**Exercise instructions**
Every line in the entries that holds the word "name" counts toward the answer, which should be a single number.

Data about app and page elements:
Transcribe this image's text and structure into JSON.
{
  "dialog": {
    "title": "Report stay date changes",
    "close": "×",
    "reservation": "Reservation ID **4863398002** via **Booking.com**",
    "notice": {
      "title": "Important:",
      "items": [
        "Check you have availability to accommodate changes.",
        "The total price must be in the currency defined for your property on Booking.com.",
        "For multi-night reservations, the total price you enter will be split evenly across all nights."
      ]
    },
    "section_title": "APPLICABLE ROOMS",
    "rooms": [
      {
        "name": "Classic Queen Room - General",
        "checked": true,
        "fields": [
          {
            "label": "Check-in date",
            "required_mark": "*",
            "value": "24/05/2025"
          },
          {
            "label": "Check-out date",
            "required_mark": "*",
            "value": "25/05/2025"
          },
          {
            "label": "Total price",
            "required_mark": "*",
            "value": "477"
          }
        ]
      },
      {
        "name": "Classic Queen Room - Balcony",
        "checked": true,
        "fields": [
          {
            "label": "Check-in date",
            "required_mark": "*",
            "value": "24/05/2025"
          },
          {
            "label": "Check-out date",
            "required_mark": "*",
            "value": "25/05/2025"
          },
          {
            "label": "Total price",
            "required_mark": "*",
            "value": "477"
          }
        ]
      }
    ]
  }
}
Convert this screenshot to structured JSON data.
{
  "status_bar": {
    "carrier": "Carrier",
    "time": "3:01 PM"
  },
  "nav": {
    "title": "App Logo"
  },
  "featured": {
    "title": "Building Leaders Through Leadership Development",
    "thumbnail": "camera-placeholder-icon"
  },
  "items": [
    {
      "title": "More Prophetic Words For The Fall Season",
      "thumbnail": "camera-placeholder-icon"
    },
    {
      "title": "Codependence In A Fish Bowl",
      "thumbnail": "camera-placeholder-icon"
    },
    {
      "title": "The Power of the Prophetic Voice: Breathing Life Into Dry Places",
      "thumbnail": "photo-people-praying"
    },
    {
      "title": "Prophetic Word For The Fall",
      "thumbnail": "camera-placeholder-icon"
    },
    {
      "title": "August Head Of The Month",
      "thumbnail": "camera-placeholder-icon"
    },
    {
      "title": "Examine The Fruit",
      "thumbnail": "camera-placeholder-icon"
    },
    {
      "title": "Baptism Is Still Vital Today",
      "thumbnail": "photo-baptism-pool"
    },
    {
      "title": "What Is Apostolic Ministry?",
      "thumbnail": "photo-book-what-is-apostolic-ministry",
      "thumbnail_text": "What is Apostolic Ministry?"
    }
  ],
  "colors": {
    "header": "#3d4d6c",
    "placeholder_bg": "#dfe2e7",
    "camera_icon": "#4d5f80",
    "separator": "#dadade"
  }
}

**Exercise result**
2